Assignment => Your task is to tally the lines of the listing containing the word "icon" and report the figure alone.

Segment Start: Entries supplied

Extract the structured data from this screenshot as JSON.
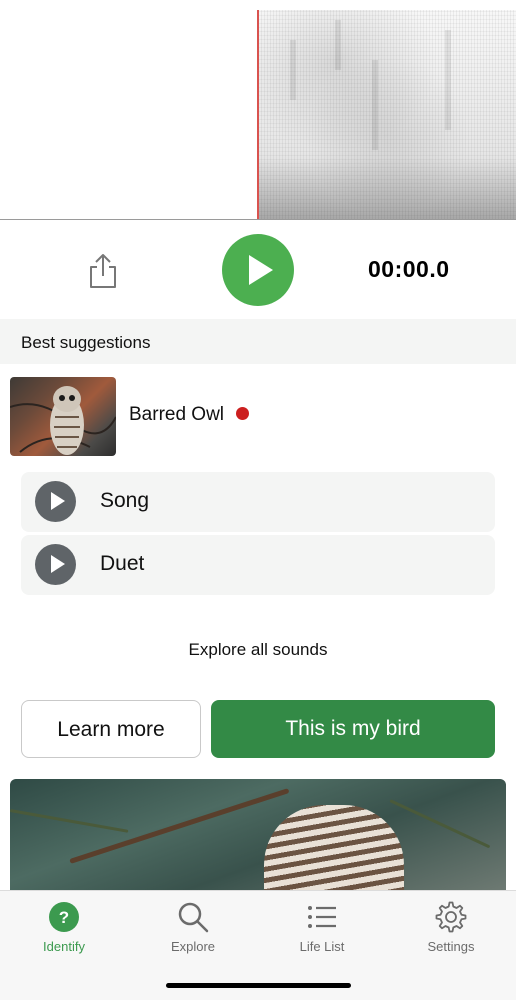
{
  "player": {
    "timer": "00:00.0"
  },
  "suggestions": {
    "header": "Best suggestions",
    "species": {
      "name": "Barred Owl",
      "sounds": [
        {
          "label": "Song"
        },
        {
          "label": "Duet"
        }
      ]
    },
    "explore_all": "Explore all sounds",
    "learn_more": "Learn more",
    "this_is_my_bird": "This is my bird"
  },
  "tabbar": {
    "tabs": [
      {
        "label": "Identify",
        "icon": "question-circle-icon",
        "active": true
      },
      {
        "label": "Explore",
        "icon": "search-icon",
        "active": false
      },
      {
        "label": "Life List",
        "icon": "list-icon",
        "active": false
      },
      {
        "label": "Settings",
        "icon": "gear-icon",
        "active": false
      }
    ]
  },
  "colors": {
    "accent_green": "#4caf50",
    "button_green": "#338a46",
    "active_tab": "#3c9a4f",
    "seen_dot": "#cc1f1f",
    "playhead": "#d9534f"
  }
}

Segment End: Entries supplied

The answer => 4